* **Problem requirements**
In your copy, each record should read exactly as it does below, and no pictures should be present.
(Information Opens)
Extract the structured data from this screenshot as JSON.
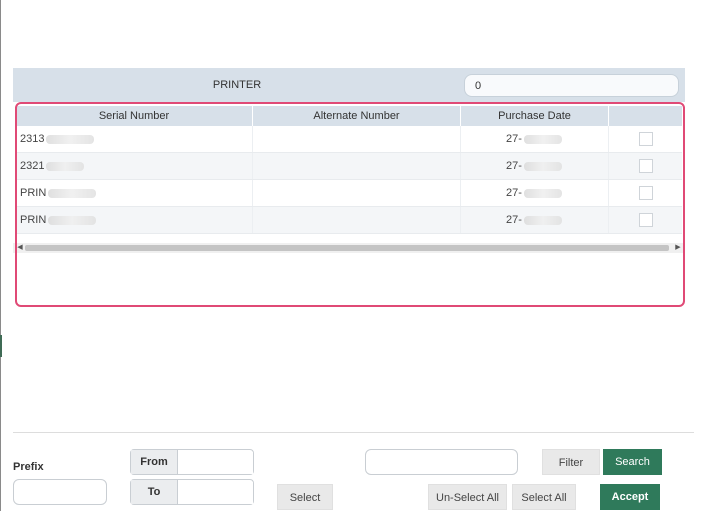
{
  "printer_panel": {
    "title": "PRINTER",
    "count_value": "0"
  },
  "grid": {
    "columns": [
      "Serial Number",
      "Alternate Number",
      "Purchase Date",
      ""
    ],
    "rows": [
      {
        "serial": "2313",
        "alternate": "",
        "purchase_date": "27-",
        "selected": false
      },
      {
        "serial": "2321",
        "alternate": "",
        "purchase_date": "27-",
        "selected": false
      },
      {
        "serial": "PRIN",
        "alternate": "",
        "purchase_date": "27-",
        "selected": false
      },
      {
        "serial": "PRIN",
        "alternate": "",
        "purchase_date": "27-",
        "selected": false
      }
    ]
  },
  "footer": {
    "prefix_label": "Prefix",
    "prefix_value": "",
    "from_label": "From",
    "from_value": "",
    "to_label": "To",
    "to_value": "",
    "select_label": "Select",
    "filter_value": "",
    "filter_label": "Filter",
    "search_label": "Search",
    "unselect_all_label": "Un-Select All",
    "select_all_label": "Select All",
    "accept_label": "Accept"
  },
  "colors": {
    "accent_green": "#2f7a5b",
    "highlight_pink": "#e04a76",
    "header_blue_grey": "#d7e0e9"
  }
}
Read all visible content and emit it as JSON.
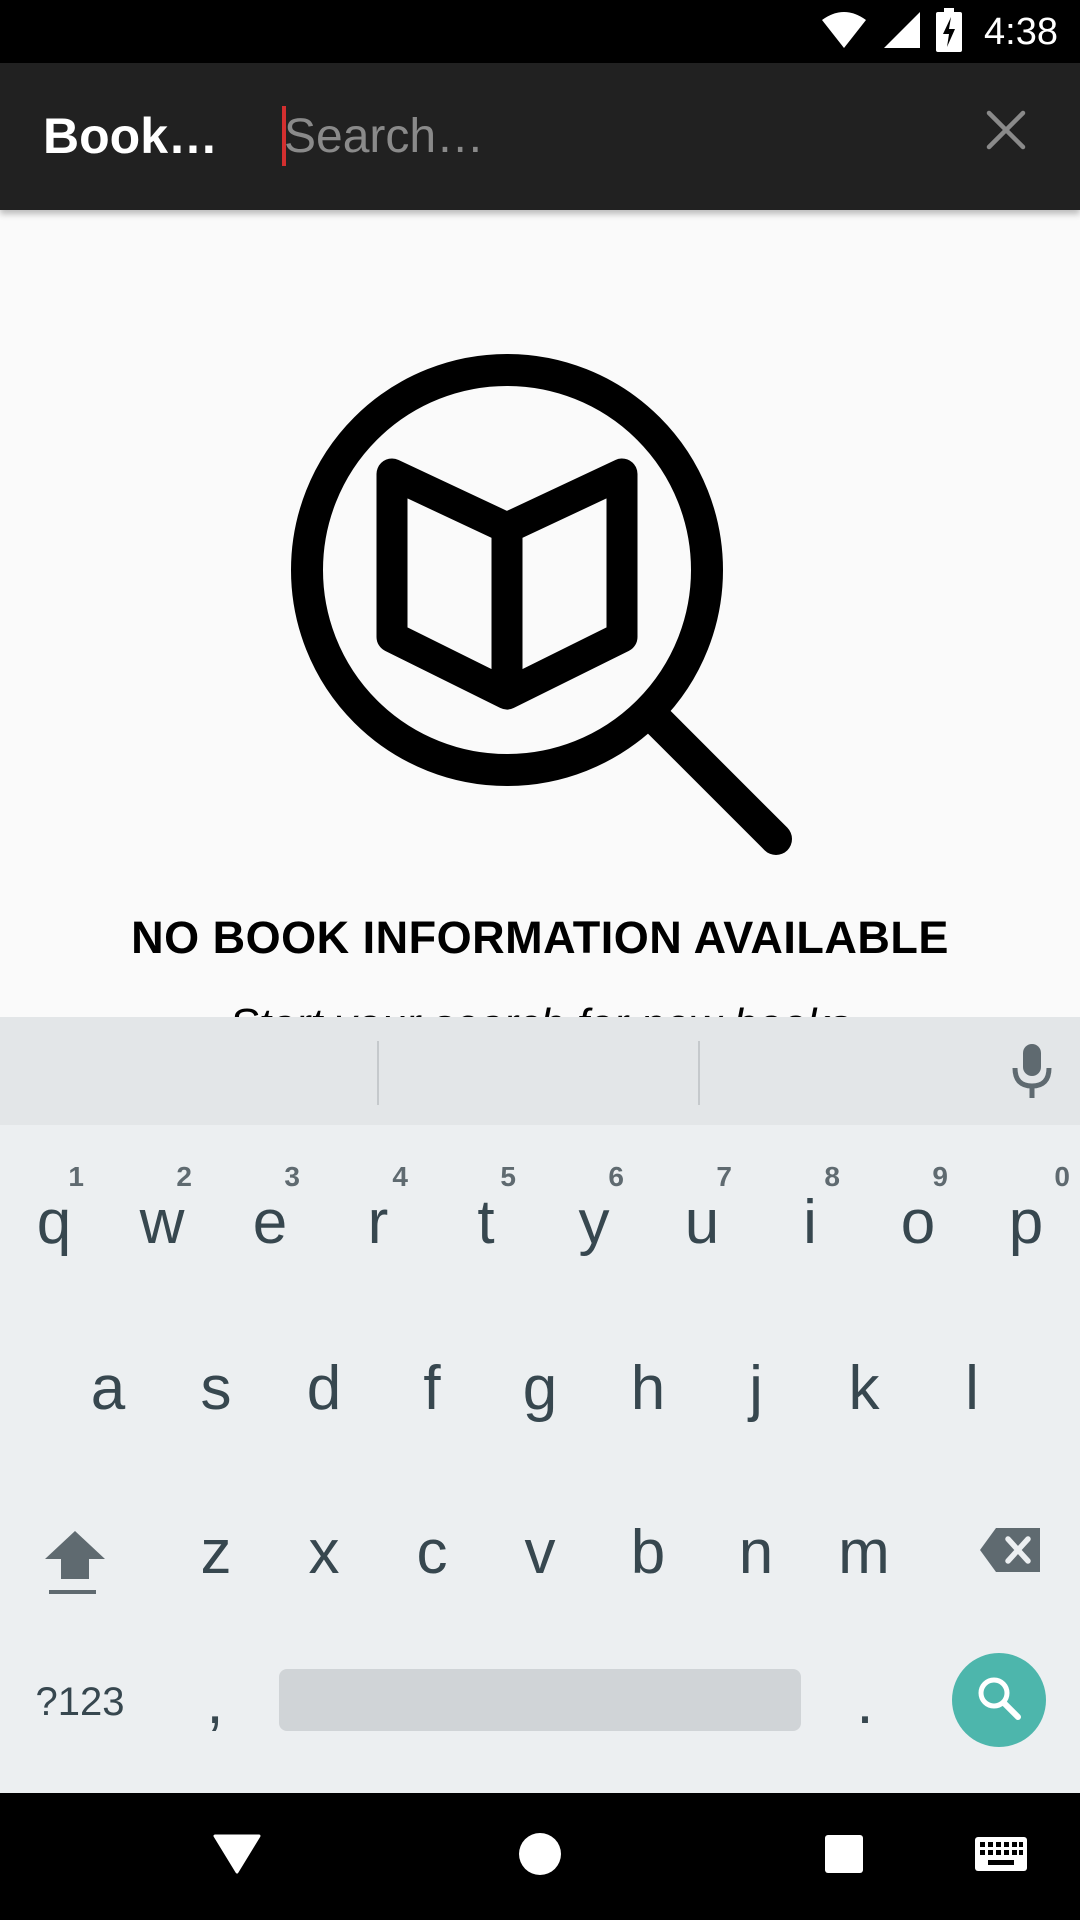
{
  "status_bar": {
    "time": "4:38",
    "icons": [
      "wifi-icon",
      "signal-icon",
      "battery-charging-icon"
    ]
  },
  "app_bar": {
    "title": "Book…",
    "search_placeholder": "Search…",
    "search_value": "",
    "close_icon": "close-icon"
  },
  "empty_state": {
    "icon": "book-search-icon",
    "title": "NO BOOK INFORMATION AVAILABLE",
    "subtitle": "Start your search for new books"
  },
  "keyboard": {
    "row1": [
      {
        "label": "q",
        "hint": "1"
      },
      {
        "label": "w",
        "hint": "2"
      },
      {
        "label": "e",
        "hint": "3"
      },
      {
        "label": "r",
        "hint": "4"
      },
      {
        "label": "t",
        "hint": "5"
      },
      {
        "label": "y",
        "hint": "6"
      },
      {
        "label": "u",
        "hint": "7"
      },
      {
        "label": "i",
        "hint": "8"
      },
      {
        "label": "o",
        "hint": "9"
      },
      {
        "label": "p",
        "hint": "0"
      }
    ],
    "row2": [
      "a",
      "s",
      "d",
      "f",
      "g",
      "h",
      "j",
      "k",
      "l"
    ],
    "row3": [
      "z",
      "x",
      "c",
      "v",
      "b",
      "n",
      "m"
    ],
    "symbols_label": "?123",
    "comma_label": ",",
    "period_label": ".",
    "action_icon": "search-icon",
    "accent_color": "#4db6ac"
  },
  "nav_bar": {
    "icons": [
      "back-icon",
      "home-icon",
      "recents-icon",
      "keyboard-icon"
    ]
  }
}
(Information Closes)
* **Output of the exercise**
Extract the structured data from this screenshot as JSON.
{
  "printer_panel": {
    "title": "PRINTER",
    "count_value": "0"
  },
  "grid": {
    "columns": [
      "Serial Number",
      "Alternate Number",
      "Purchase Date",
      ""
    ],
    "rows": [
      {
        "serial": "2313",
        "alternate": "",
        "purchase_date": "27-",
        "selected": false
      },
      {
        "serial": "2321",
        "alternate": "",
        "purchase_date": "27-",
        "selected": false
      },
      {
        "serial": "PRIN",
        "alternate": "",
        "purchase_date": "27-",
        "selected": false
      },
      {
        "serial": "PRIN",
        "alternate": "",
        "purchase_date": "27-",
        "selected": false
      }
    ]
  },
  "footer": {
    "prefix_label": "Prefix",
    "prefix_value": "",
    "from_label": "From",
    "from_value": "",
    "to_label": "To",
    "to_value": "",
    "select_label": "Select",
    "filter_value": "",
    "filter_label": "Filter",
    "search_label": "Search",
    "unselect_all_label": "Un-Select All",
    "select_all_label": "Select All",
    "accept_label": "Accept"
  },
  "colors": {
    "accent_green": "#2f7a5b",
    "highlight_pink": "#e04a76",
    "header_blue_grey": "#d7e0e9"
  }
}
Read all visible content and emit it as JSON.
{
  "status_bar": {
    "time": "4:38",
    "icons": [
      "wifi-icon",
      "signal-icon",
      "battery-charging-icon"
    ]
  },
  "app_bar": {
    "title": "Book…",
    "search_placeholder": "Search…",
    "search_value": "",
    "close_icon": "close-icon"
  },
  "empty_state": {
    "icon": "book-search-icon",
    "title": "NO BOOK INFORMATION AVAILABLE",
    "subtitle": "Start your search for new books"
  },
  "keyboard": {
    "row1": [
      {
        "label": "q",
        "hint": "1"
      },
      {
        "label": "w",
        "hint": "2"
      },
      {
        "label": "e",
        "hint": "3"
      },
      {
        "label": "r",
        "hint": "4"
      },
      {
        "label": "t",
        "hint": "5"
      },
      {
        "label": "y",
        "hint": "6"
      },
      {
        "label": "u",
        "hint": "7"
      },
      {
        "label": "i",
        "hint": "8"
      },
      {
        "label": "o",
        "hint": "9"
      },
      {
        "label": "p",
        "hint": "0"
      }
    ],
    "row2": [
      "a",
      "s",
      "d",
      "f",
      "g",
      "h",
      "j",
      "k",
      "l"
    ],
    "row3": [
      "z",
      "x",
      "c",
      "v",
      "b",
      "n",
      "m"
    ],
    "symbols_label": "?123",
    "comma_label": ",",
    "period_label": ".",
    "action_icon": "search-icon",
    "accent_color": "#4db6ac"
  },
  "nav_bar": {
    "icons": [
      "back-icon",
      "home-icon",
      "recents-icon",
      "keyboard-icon"
    ]
  }
}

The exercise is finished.